WHAT THE TASK REQUIRES: Retype each of the entries below exactly as written.

------------------------------------------------------------

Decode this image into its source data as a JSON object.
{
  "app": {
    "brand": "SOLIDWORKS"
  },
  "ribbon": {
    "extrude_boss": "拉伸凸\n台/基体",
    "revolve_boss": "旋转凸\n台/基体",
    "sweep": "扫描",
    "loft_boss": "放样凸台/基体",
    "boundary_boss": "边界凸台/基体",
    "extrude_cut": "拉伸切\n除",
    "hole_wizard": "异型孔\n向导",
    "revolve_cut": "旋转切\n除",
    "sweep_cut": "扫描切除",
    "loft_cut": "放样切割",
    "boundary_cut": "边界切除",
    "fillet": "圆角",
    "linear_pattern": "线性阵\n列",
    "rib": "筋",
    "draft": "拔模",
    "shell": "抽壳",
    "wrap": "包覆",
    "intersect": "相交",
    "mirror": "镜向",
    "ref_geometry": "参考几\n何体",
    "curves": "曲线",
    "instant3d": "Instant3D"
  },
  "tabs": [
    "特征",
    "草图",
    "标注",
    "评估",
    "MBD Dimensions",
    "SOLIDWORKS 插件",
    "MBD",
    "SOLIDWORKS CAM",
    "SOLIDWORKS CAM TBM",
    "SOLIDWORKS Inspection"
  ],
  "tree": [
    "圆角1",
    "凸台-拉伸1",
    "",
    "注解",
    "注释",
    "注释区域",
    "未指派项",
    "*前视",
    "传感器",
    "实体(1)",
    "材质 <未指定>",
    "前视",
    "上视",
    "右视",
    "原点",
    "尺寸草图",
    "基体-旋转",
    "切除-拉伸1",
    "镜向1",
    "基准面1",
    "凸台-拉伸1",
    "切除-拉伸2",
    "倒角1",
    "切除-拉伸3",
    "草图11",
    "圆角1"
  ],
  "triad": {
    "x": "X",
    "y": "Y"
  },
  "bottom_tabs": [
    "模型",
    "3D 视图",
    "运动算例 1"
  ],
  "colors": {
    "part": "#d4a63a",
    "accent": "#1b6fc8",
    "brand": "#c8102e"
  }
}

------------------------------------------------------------

RESULT BELOW:
Decode this image into its source data as a JSON object.
{
  "app": {
    "brand": "SOLIDWORKS"
  },
  "ribbon": {
    "extrude_boss": "拉伸凸\n台/基体",
    "revolve_boss": "旋转凸\n台/基体",
    "sweep": "扫描",
    "loft_boss": "放样凸台/基体",
    "boundary_boss": "边界凸台/基体",
    "extrude_cut": "拉伸切\n除",
    "hole_wizard": "异型孔\n向导",
    "revolve_cut": "旋转切\n除",
    "sweep_cut": "扫描切除",
    "loft_cut": "放样切割",
    "boundary_cut": "边界切除",
    "fillet": "圆角",
    "linear_pattern": "线性阵\n列",
    "rib": "筋",
    "draft": "拔模",
    "shell": "抽壳",
    "wrap": "包覆",
    "intersect": "相交",
    "mirror": "镜向",
    "ref_geometry": "参考几\n何体",
    "curves": "曲线",
    "instant3d": "Instant3D"
  },
  "tabs": [
    "特征",
    "草图",
    "标注",
    "评估",
    "MBD Dimensions",
    "SOLIDWORKS 插件",
    "MBD",
    "SOLIDWORKS CAM",
    "SOLIDWORKS CAM TBM",
    "SOLIDWORKS Inspection"
  ],
  "tree": [
    "圆角1",
    "凸台-拉伸1",
    "",
    "注解",
    "注释",
    "注释区域",
    "未指派项",
    "*前视",
    "传感器",
    "实体(1)",
    "材质 <未指定>",
    "前视",
    "上视",
    "右视",
    "原点",
    "尺寸草图",
    "基体-旋转",
    "切除-拉伸1",
    "镜向1",
    "基准面1",
    "凸台-拉伸1",
    "切除-拉伸2",
    "倒角1",
    "切除-拉伸3",
    "草图11",
    "圆角1"
  ],
  "triad": {
    "x": "X",
    "y": "Y"
  },
  "bottom_tabs": [
    "模型",
    "3D 视图",
    "运动算例 1"
  ],
  "colors": {
    "part": "#d4a63a",
    "accent": "#1b6fc8",
    "brand": "#c8102e"
  }
}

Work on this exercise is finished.